Excerpted records:
========================
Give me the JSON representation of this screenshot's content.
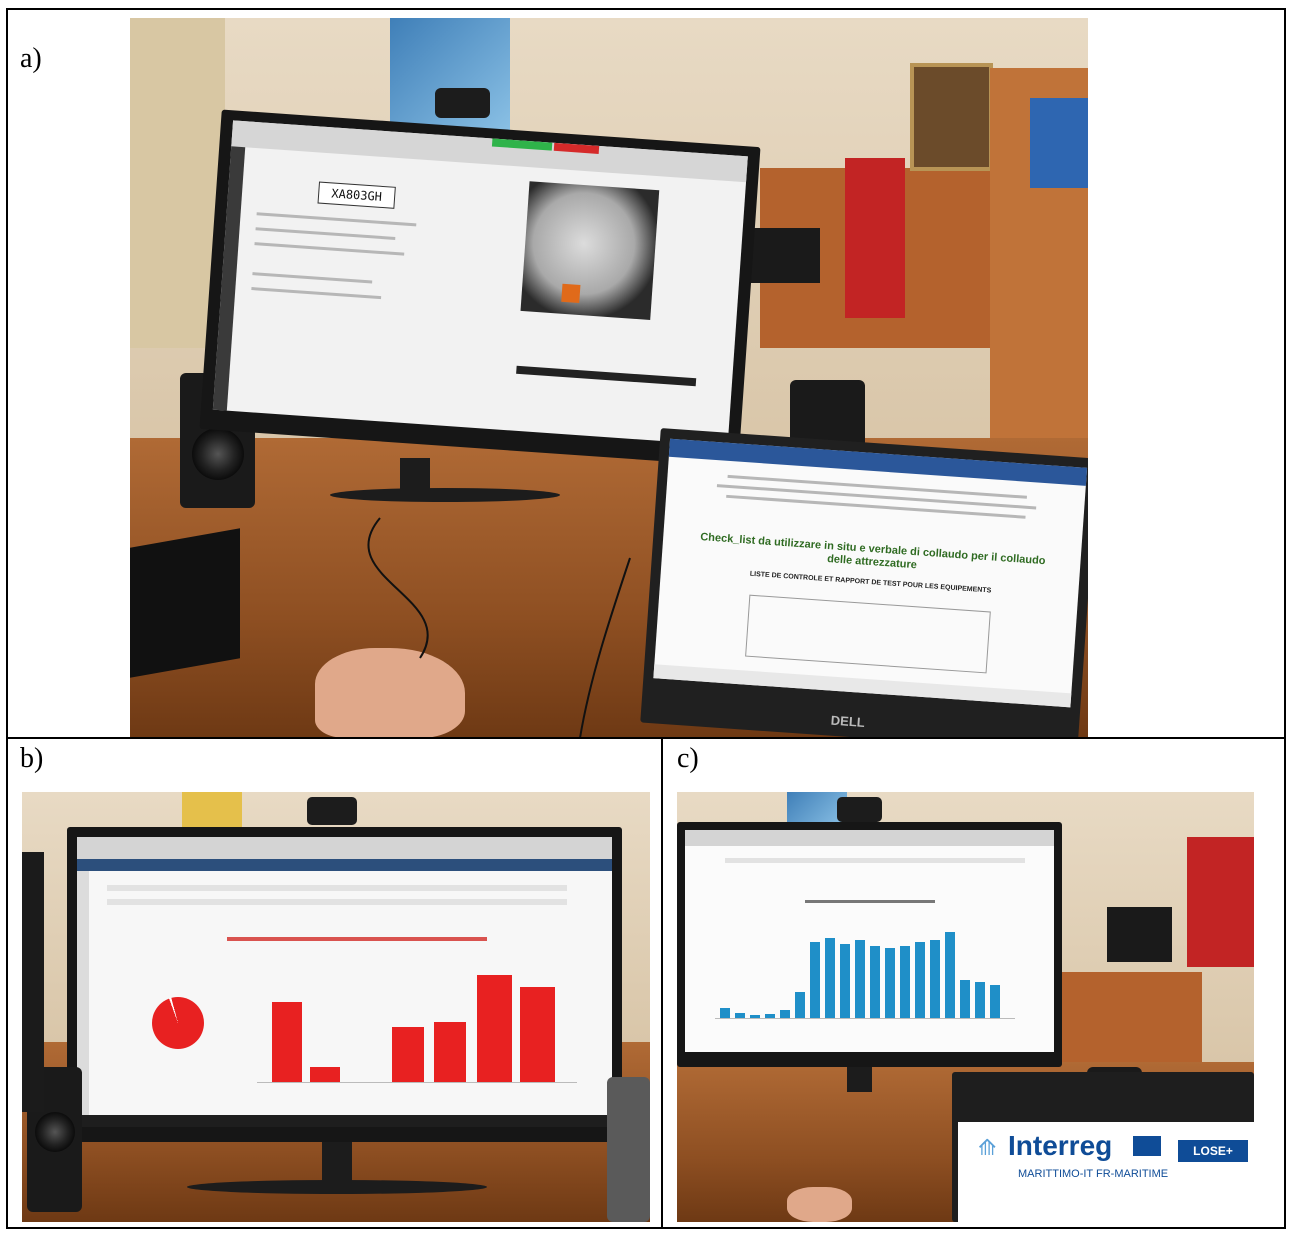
{
  "panels": [
    {
      "label": "a)"
    },
    {
      "label": "b)"
    },
    {
      "label": "c)"
    }
  ],
  "photo_a": {
    "plate": "XA803GH",
    "doc_heading": "Check_list da utilizzare in situ e verbale di collaudo per il collaudo delle attrezzature",
    "doc_subheading": "LISTE DE CONTROLE ET RAPPORT DE TEST POUR LES EQUIPEMENTS",
    "laptop_brand": "DELL"
  },
  "photo_c": {
    "logo_text": "Interreg",
    "logo_subtext": "MARITTIMO-IT FR-MARITIME",
    "project_badge": "LOSE+"
  },
  "colors": {
    "chart_red": "#e82121",
    "chart_blue": "#1f8fc8",
    "desk_wood": "#a25f2c",
    "interreg_blue": "#0f4c97"
  }
}
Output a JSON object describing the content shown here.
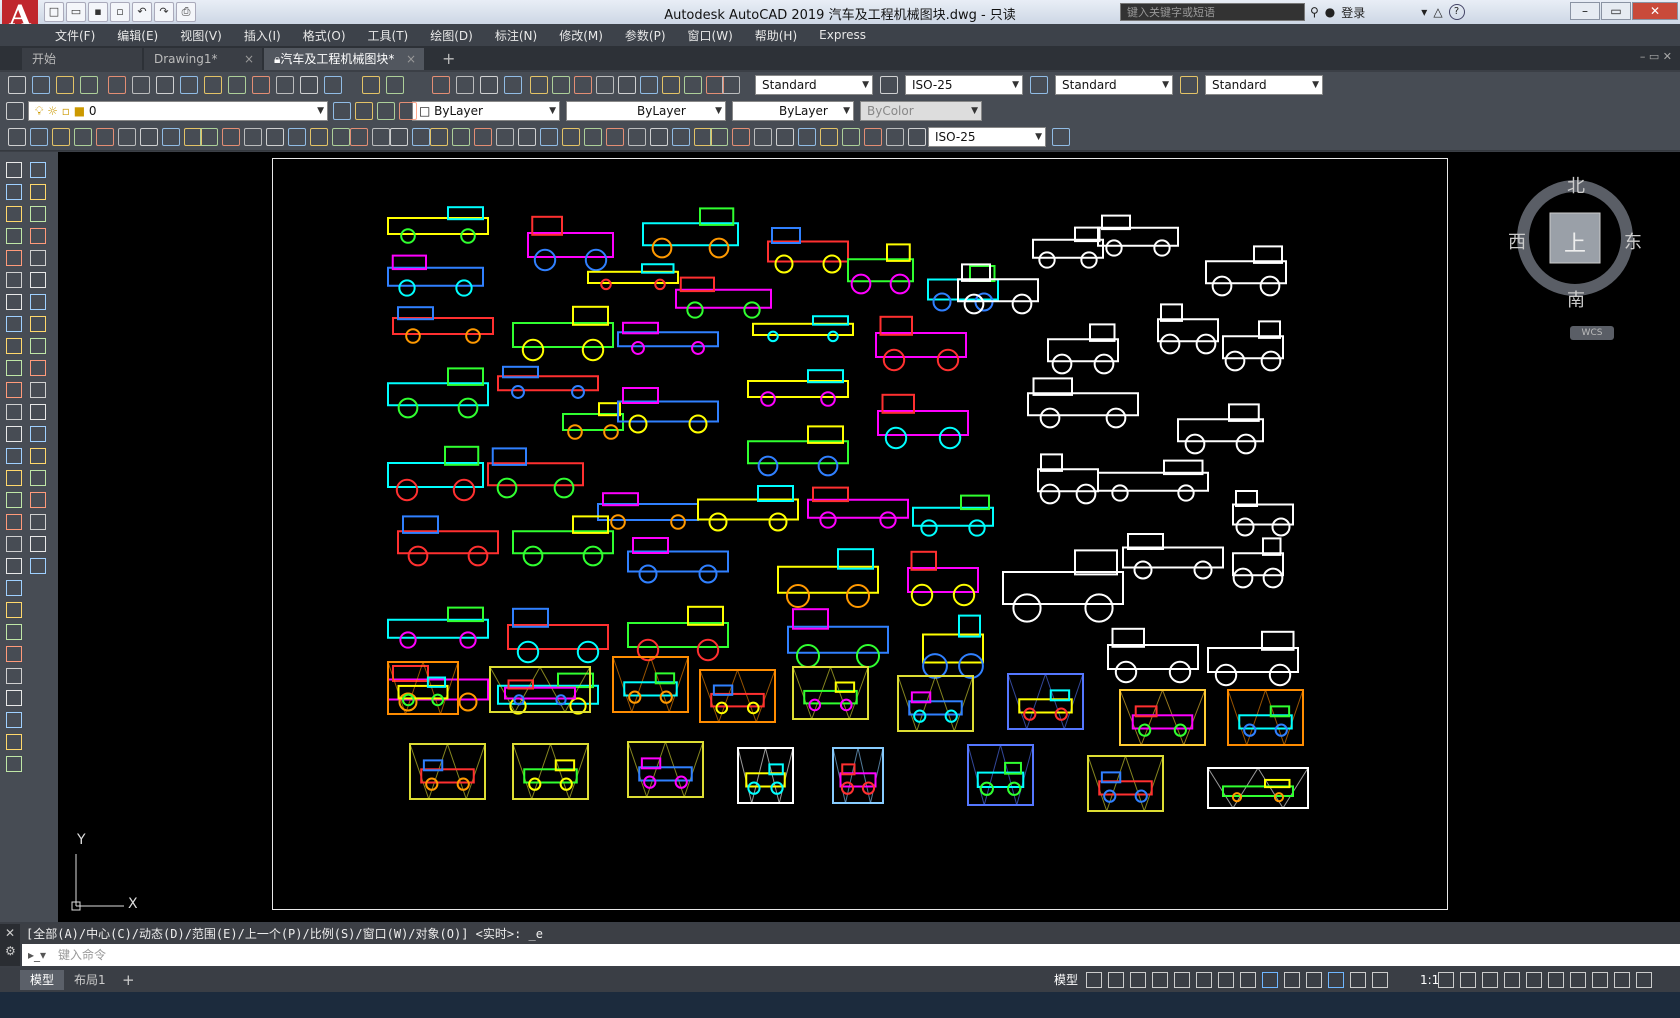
{
  "app": {
    "window_title": "Autodesk AutoCAD 2019    汽车及工程机械图块.dwg - 只读",
    "search_placeholder": "键入关键字或短语",
    "login": "登录",
    "logo_letter": "A"
  },
  "menu": [
    "文件(F)",
    "编辑(E)",
    "视图(V)",
    "插入(I)",
    "格式(O)",
    "工具(T)",
    "绘图(D)",
    "标注(N)",
    "修改(M)",
    "参数(P)",
    "窗口(W)",
    "帮助(H)",
    "Express"
  ],
  "tabs": [
    {
      "label": "开始",
      "close": ""
    },
    {
      "label": "Drawing1*",
      "close": "×"
    },
    {
      "label": "汽车及工程机械图块*",
      "close": "×"
    }
  ],
  "tab_add": "+",
  "styles_toolbar": {
    "text_style": "Standard",
    "dim_style": "ISO-25",
    "table_style": "Standard",
    "mleader_style": "Standard"
  },
  "layers_toolbar": {
    "layer": "0",
    "color": "ByLayer",
    "linetype": "ByLayer",
    "lineweight": "ByLayer",
    "plotstyle": "ByColor"
  },
  "dim_toolbar": {
    "dim_style": "ISO-25"
  },
  "viewcube": {
    "north": "北",
    "south": "南",
    "east": "东",
    "west": "西",
    "face": "上",
    "ucs": "WCS"
  },
  "ucs_icon": {
    "x": "X",
    "y": "Y"
  },
  "command": {
    "history": "[全部(A)/中心(C)/动态(D)/范围(E)/上一个(P)/比例(S)/窗口(W)/对象(O)] <实时>: _e",
    "placeholder": "键入命令"
  },
  "layout_tabs": [
    "模型",
    "布局1"
  ],
  "layout_add": "+",
  "status": {
    "model": "模型",
    "scale": "1:1"
  },
  "colors": {
    "canvas": "#000000",
    "ui_dark": "#474c54",
    "accent_red": "#c0272d"
  }
}
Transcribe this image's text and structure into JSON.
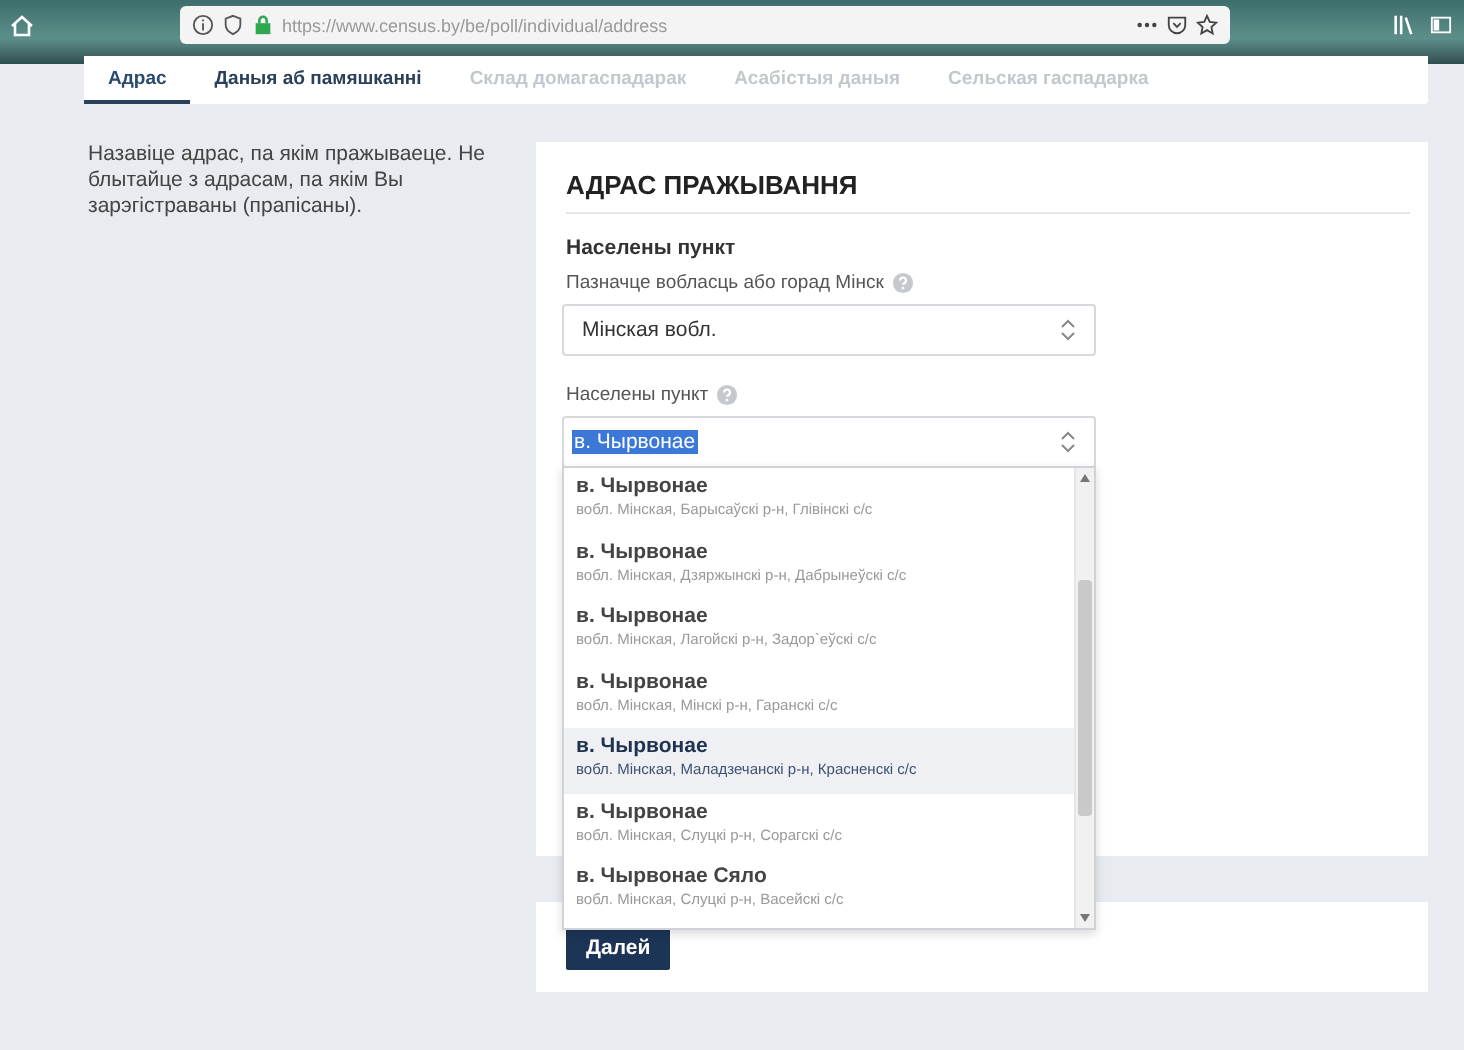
{
  "browser": {
    "url": "https://www.census.by/be/poll/individual/address"
  },
  "tabs": [
    {
      "label": "Адрас",
      "selected": true,
      "disabled": false
    },
    {
      "label": "Даныя аб памяшканні",
      "selected": false,
      "disabled": false
    },
    {
      "label": "Склад домагаспадарак",
      "selected": false,
      "disabled": true
    },
    {
      "label": "Асабістыя даныя",
      "selected": false,
      "disabled": true
    },
    {
      "label": "Сельская гаспадарка",
      "selected": false,
      "disabled": true
    }
  ],
  "hint": "Назавіце адрас, па якім пражываеце. Не блытайце з адрасам, па якім Вы зарэгістраваны (прапісаны).",
  "form": {
    "title": "АДРАС ПРАЖЫВАННЯ",
    "section": "Населены пункт",
    "region": {
      "label": "Пазначце вобласць або горад Мінск",
      "value": "Мінская вобл."
    },
    "locality": {
      "label": "Населены пункт",
      "value": "в. Чырвонае",
      "expanded": true,
      "options": [
        {
          "name": "в. Чырвонае",
          "detail": "вобл. Мінская, Барысаўскі р-н, Глівінскі с/с",
          "highlighted": false
        },
        {
          "name": "в. Чырвонае",
          "detail": "вобл. Мінская, Дзяржынскі р-н, Дабрынеўскі с/с",
          "highlighted": false
        },
        {
          "name": "в. Чырвонае",
          "detail": "вобл. Мінская, Лагойскі р-н, Задор`еўскі с/с",
          "highlighted": false
        },
        {
          "name": "в. Чырвонае",
          "detail": "вобл. Мінская, Мінскі р-н, Гаранскі с/с",
          "highlighted": false
        },
        {
          "name": "в. Чырвонае",
          "detail": "вобл. Мінская, Маладзечанскі р-н, Красненскі с/с",
          "highlighted": true
        },
        {
          "name": "в. Чырвонае",
          "detail": "вобл. Мінская, Слуцкі р-н, Сорагскі с/с",
          "highlighted": false
        },
        {
          "name": "в. Чырвонае Сяло",
          "detail": "вобл. Мінская, Слуцкі р-н, Васейскі с/с",
          "highlighted": false
        }
      ]
    }
  },
  "next_button": "Далей"
}
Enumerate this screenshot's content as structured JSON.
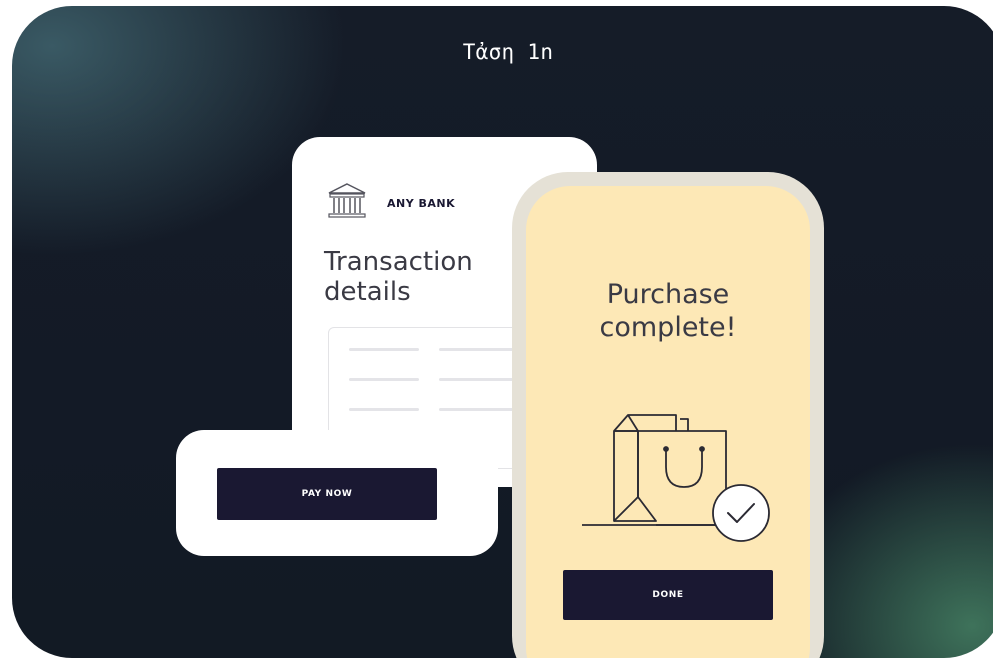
{
  "header": {
    "title": "Tἀση 1n"
  },
  "bank_card": {
    "bank_name": "ANY BANK",
    "title_line1": "Transaction",
    "title_line2": "details"
  },
  "pay_card": {
    "button_label": "PAY NOW"
  },
  "phone": {
    "title_line1": "Purchase",
    "title_line2": "complete!",
    "button_label": "DONE"
  },
  "icons": [
    "bank-icon",
    "shopping-bag-icon",
    "checkmark-icon"
  ],
  "colors": {
    "background": "#131a26",
    "button": "#1a1832",
    "phone_screen": "#fde8b6",
    "card": "#ffffff"
  }
}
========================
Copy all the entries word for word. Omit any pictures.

Answer to this problem:
Give me the JSON representation of this screenshot's content.
{
  "panels": [
    {
      "label": "a)"
    },
    {
      "label": "b)"
    },
    {
      "label": "c)"
    }
  ],
  "photo_a": {
    "plate": "XA803GH",
    "doc_heading": "Check_list da utilizzare in situ e verbale di collaudo per il collaudo delle attrezzature",
    "doc_subheading": "LISTE DE CONTROLE ET RAPPORT DE TEST POUR LES EQUIPEMENTS",
    "laptop_brand": "DELL"
  },
  "photo_c": {
    "logo_text": "Interreg",
    "logo_subtext": "MARITTIMO-IT FR-MARITIME",
    "project_badge": "LOSE+"
  },
  "colors": {
    "chart_red": "#e82121",
    "chart_blue": "#1f8fc8",
    "desk_wood": "#a25f2c",
    "interreg_blue": "#0f4c97"
  }
}
Output a JSON object describing the content shown here.
{
  "app": {
    "window_title": "Autodesk AutoCAD 2019    汽车及工程机械图块.dwg - 只读",
    "search_placeholder": "键入关键字或短语",
    "login": "登录",
    "logo_letter": "A"
  },
  "menu": [
    "文件(F)",
    "编辑(E)",
    "视图(V)",
    "插入(I)",
    "格式(O)",
    "工具(T)",
    "绘图(D)",
    "标注(N)",
    "修改(M)",
    "参数(P)",
    "窗口(W)",
    "帮助(H)",
    "Express"
  ],
  "tabs": [
    {
      "label": "开始",
      "close": ""
    },
    {
      "label": "Drawing1*",
      "close": "×"
    },
    {
      "label": "汽车及工程机械图块*",
      "close": "×"
    }
  ],
  "tab_add": "+",
  "styles_toolbar": {
    "text_style": "Standard",
    "dim_style": "ISO-25",
    "table_style": "Standard",
    "mleader_style": "Standard"
  },
  "layers_toolbar": {
    "layer": "0",
    "color": "ByLayer",
    "linetype": "ByLayer",
    "lineweight": "ByLayer",
    "plotstyle": "ByColor"
  },
  "dim_toolbar": {
    "dim_style": "ISO-25"
  },
  "viewcube": {
    "north": "北",
    "south": "南",
    "east": "东",
    "west": "西",
    "face": "上",
    "ucs": "WCS"
  },
  "ucs_icon": {
    "x": "X",
    "y": "Y"
  },
  "command": {
    "history": "[全部(A)/中心(C)/动态(D)/范围(E)/上一个(P)/比例(S)/窗口(W)/对象(O)] <实时>: _e",
    "placeholder": "键入命令"
  },
  "layout_tabs": [
    "模型",
    "布局1"
  ],
  "layout_add": "+",
  "status": {
    "model": "模型",
    "scale": "1:1"
  },
  "colors": {
    "canvas": "#000000",
    "ui_dark": "#474c54",
    "accent_red": "#c0272d"
  }
}
Transcribe this image's text and structure into JSON.
{
  "browser": {
    "url": "https://www.census.by/be/poll/individual/address"
  },
  "tabs": [
    {
      "label": "Адрас",
      "selected": true,
      "disabled": false
    },
    {
      "label": "Даныя аб памяшканні",
      "selected": false,
      "disabled": false
    },
    {
      "label": "Склад домагаспадарак",
      "selected": false,
      "disabled": true
    },
    {
      "label": "Асабістыя даныя",
      "selected": false,
      "disabled": true
    },
    {
      "label": "Сельская гаспадарка",
      "selected": false,
      "disabled": true
    }
  ],
  "hint": "Назавіце адрас, па якім пражываеце. Не блытайце з адрасам, па якім Вы зарэгістраваны (прапісаны).",
  "form": {
    "title": "АДРАС ПРАЖЫВАННЯ",
    "section": "Населены пункт",
    "region": {
      "label": "Пазначце вобласць або горад Мінск",
      "value": "Мінская вобл."
    },
    "locality": {
      "label": "Населены пункт",
      "value": "в. Чырвонае",
      "expanded": true,
      "options": [
        {
          "name": "в. Чырвонае",
          "detail": "вобл. Мінская, Барысаўскі р-н, Глівінскі с/с",
          "highlighted": false
        },
        {
          "name": "в. Чырвонае",
          "detail": "вобл. Мінская, Дзяржынскі р-н, Дабрынеўскі с/с",
          "highlighted": false
        },
        {
          "name": "в. Чырвонае",
          "detail": "вобл. Мінская, Лагойскі р-н, Задор`еўскі с/с",
          "highlighted": false
        },
        {
          "name": "в. Чырвонае",
          "detail": "вобл. Мінская, Мінскі р-н, Гаранскі с/с",
          "highlighted": false
        },
        {
          "name": "в. Чырвонае",
          "detail": "вобл. Мінская, Маладзечанскі р-н, Красненскі с/с",
          "highlighted": true
        },
        {
          "name": "в. Чырвонае",
          "detail": "вобл. Мінская, Слуцкі р-н, Сорагскі с/с",
          "highlighted": false
        },
        {
          "name": "в. Чырвонае Сяло",
          "detail": "вобл. Мінская, Слуцкі р-н, Васейскі с/с",
          "highlighted": false
        }
      ]
    }
  },
  "next_button": "Далей"
}
Enumerate this screenshot's content as structured JSON.
{
  "header": {
    "title": "Tἀση 1n"
  },
  "bank_card": {
    "bank_name": "ANY BANK",
    "title_line1": "Transaction",
    "title_line2": "details"
  },
  "pay_card": {
    "button_label": "PAY NOW"
  },
  "phone": {
    "title_line1": "Purchase",
    "title_line2": "complete!",
    "button_label": "DONE"
  },
  "icons": [
    "bank-icon",
    "shopping-bag-icon",
    "checkmark-icon"
  ],
  "colors": {
    "background": "#131a26",
    "button": "#1a1832",
    "phone_screen": "#fde8b6",
    "card": "#ffffff"
  }
}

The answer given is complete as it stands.